About Nashville Pussy:

Listen | Watch Video

Formed in 1997, Nashville Pussy preached its sleazy gospel over the past couple of decades alongside MOTÖRHEAD in every rock outpost from Asia to Europe and back again. Raised on a diet of Marshall stacks, Gibson Guitars, Jack Daniels, and weed, Nashville Pussy are the bastard offspring of foul-mouthed, demented hillbilly ice-cream man Blaine Cartwright and tractor-driving, nude art school model, and guitar prodigy Ruyter Suys. Nashville Pussy quickly gained a reputation for being like “AC/DC with a female Angus” in Ruyter’s blues-meets-punk frenzied guitar solos and Blaine’s hilarious “jailhouse nursery rhyme” lyrics. The band’s bass player — Bonnie “Bon” Buitrago — began as a teenage fan of the band sneaking into shows, determined to make the leap from audience member to member of the band by mastering her craft on bass. Atlanta native and ex-landscaper Ben Thomas on drums has quickly become known for his showmanship, precision, and all-around sensuality behind the kit. “We are rock ‘n’ rolls’ dirty little secret — blissfully outliving musical trends we never knew existed,” says Suys. “More than ever, everyone needs to escape to a place where they can pretend they don’t give a shit, let their hair down and get loud, sweaty and dirty. Nashville Pussy provides that unpretentious refuge.
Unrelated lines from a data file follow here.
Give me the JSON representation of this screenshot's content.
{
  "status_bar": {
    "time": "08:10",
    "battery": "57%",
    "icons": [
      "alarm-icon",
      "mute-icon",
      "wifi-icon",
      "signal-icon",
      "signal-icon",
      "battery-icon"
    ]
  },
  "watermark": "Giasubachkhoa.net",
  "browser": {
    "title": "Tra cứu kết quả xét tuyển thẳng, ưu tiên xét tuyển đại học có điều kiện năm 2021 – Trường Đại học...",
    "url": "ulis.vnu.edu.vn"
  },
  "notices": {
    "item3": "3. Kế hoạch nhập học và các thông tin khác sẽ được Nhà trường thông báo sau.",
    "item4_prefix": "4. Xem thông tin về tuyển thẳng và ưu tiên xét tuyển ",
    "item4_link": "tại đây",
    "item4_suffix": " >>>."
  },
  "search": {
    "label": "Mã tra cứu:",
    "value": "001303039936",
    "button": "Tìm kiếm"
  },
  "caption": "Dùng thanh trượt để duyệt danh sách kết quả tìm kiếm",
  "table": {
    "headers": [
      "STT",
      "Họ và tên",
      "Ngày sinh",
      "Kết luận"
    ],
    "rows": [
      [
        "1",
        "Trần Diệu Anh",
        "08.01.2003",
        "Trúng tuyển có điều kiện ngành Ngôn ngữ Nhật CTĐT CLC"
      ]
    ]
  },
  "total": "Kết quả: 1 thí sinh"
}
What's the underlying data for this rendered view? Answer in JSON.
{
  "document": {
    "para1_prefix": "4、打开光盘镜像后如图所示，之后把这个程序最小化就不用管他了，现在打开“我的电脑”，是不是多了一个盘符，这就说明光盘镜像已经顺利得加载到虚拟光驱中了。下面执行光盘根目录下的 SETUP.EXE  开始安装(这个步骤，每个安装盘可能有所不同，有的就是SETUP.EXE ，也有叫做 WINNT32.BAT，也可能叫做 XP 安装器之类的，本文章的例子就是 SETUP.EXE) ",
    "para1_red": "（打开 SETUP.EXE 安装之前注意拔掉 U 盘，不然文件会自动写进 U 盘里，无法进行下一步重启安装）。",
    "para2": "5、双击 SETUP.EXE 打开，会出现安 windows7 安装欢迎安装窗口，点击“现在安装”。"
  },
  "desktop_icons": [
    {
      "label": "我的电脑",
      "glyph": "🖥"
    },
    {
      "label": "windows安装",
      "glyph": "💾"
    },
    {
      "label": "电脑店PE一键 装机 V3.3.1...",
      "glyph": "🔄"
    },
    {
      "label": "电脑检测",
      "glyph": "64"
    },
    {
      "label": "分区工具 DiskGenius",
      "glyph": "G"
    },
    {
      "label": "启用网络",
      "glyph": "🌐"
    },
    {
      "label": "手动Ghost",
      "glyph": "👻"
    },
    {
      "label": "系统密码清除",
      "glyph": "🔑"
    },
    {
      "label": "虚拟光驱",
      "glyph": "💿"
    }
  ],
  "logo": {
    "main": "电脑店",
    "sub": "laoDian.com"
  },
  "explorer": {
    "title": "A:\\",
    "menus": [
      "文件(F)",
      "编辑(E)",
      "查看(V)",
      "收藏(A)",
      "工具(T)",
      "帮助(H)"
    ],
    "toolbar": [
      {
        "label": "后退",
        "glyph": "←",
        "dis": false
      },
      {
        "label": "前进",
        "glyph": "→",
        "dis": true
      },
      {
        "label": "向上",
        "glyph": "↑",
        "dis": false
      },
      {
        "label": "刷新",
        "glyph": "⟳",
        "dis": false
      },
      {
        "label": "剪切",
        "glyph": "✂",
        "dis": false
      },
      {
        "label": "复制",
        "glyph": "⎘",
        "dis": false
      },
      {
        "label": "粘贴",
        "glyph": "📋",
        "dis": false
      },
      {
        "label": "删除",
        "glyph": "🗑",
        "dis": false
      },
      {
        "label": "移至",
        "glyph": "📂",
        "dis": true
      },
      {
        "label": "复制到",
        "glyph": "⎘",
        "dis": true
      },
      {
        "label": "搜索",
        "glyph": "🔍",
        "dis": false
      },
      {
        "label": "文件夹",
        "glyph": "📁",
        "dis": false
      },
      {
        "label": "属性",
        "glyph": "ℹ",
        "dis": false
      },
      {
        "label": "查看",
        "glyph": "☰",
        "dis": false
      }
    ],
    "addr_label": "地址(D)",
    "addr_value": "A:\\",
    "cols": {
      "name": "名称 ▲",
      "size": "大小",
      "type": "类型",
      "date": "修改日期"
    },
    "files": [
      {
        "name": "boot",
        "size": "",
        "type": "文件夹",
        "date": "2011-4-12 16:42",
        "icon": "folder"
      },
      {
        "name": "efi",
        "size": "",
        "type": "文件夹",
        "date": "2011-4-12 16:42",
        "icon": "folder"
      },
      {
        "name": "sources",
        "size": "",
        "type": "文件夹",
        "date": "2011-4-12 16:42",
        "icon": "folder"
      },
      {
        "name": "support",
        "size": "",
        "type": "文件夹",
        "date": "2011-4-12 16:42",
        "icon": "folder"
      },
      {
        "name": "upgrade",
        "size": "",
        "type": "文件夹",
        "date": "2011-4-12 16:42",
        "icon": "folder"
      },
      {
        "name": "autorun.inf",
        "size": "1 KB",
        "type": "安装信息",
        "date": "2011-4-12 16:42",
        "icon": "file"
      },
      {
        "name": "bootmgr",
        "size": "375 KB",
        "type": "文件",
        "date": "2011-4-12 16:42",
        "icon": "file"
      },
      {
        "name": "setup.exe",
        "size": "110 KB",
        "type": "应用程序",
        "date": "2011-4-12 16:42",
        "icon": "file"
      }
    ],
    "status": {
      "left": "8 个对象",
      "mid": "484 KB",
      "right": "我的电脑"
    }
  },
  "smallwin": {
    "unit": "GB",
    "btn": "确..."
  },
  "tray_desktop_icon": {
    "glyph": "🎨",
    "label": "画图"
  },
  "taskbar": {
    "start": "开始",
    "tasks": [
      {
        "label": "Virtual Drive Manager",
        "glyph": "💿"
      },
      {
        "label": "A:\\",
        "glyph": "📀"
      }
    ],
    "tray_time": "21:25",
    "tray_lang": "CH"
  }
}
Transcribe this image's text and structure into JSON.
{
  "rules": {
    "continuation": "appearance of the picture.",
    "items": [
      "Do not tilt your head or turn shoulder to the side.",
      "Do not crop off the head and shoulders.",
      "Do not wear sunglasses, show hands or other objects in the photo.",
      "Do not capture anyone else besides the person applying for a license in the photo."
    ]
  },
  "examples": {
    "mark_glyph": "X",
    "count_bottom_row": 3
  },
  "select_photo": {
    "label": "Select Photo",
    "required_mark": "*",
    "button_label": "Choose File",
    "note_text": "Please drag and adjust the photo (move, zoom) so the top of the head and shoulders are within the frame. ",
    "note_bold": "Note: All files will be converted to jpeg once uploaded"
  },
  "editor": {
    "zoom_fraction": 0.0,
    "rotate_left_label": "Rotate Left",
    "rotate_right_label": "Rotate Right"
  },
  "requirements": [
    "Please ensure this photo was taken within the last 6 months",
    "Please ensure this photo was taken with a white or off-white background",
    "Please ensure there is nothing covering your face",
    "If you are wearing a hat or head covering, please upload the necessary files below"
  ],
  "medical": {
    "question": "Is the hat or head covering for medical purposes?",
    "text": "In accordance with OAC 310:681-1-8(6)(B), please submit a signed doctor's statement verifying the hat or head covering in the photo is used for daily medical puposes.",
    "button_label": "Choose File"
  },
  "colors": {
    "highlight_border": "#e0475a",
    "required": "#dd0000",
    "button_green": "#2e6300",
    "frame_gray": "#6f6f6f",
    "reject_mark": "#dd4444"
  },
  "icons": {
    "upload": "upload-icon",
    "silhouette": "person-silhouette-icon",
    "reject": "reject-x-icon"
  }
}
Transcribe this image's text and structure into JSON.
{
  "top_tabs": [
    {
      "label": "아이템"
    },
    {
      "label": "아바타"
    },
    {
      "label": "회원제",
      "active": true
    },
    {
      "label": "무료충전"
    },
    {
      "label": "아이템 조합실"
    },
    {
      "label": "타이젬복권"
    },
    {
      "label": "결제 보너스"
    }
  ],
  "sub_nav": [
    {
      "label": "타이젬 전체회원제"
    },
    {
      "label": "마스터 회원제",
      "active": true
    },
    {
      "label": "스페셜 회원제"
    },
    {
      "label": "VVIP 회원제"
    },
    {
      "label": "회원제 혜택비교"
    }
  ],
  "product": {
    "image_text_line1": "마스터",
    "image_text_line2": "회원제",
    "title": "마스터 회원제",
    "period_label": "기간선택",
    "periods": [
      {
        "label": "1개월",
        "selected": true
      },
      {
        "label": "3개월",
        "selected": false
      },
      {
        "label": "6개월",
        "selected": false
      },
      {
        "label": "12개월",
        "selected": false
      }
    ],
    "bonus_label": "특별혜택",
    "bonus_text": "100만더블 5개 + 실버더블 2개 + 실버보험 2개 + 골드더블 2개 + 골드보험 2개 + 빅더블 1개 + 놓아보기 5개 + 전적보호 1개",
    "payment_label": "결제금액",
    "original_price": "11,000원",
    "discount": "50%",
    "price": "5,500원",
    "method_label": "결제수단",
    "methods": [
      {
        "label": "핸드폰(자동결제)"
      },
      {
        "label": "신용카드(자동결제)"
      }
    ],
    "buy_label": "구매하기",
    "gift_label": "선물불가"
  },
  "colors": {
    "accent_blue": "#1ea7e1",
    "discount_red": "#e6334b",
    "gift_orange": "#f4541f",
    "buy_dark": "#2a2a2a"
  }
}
Everyone is welcome — just don’t dress up ’cause it’s gonna get messy.” The Gods of Rock smiled upon on Nashville Pussy in creating the band’s brand new studio album, “Pleased To Eat You”. Combining the talents of producer Daniel Rey (Ramones, White Zombie, Ronnie Spector and Raging Slab) and studio engineer David Barrick (Black Stone Cherry, The Kentucky Headhunters, Marshall Tucker Band), the band was fresh off an international tour and hungry for new songs to sink their teeth. “Pleased To Eat You” is their seventh studio album and certainly another milestone recording by the band you’ll need to share with your mom: Bourbon, BBQ, horse farms, good people, and a great fucking record. Seriously, you’ll hardly find a band that manages to act so easy, so fast and yet so impulsive as Nashville Pussy — a band that is not shy about expressing opinions loud and clear.

Your email has been sent

There was an error sending your message. Please verify the addresses and try again. Note: HTML is not allowed in the subject/message.

Event Location


HI-FI Annex (Behind HI-FI)

1014 Prospect Street, Indianapolis, IN, 46203

Show Map

View 1014 Prospect Street in a larger map



The Reverend Horton Heat / Nashville Pussy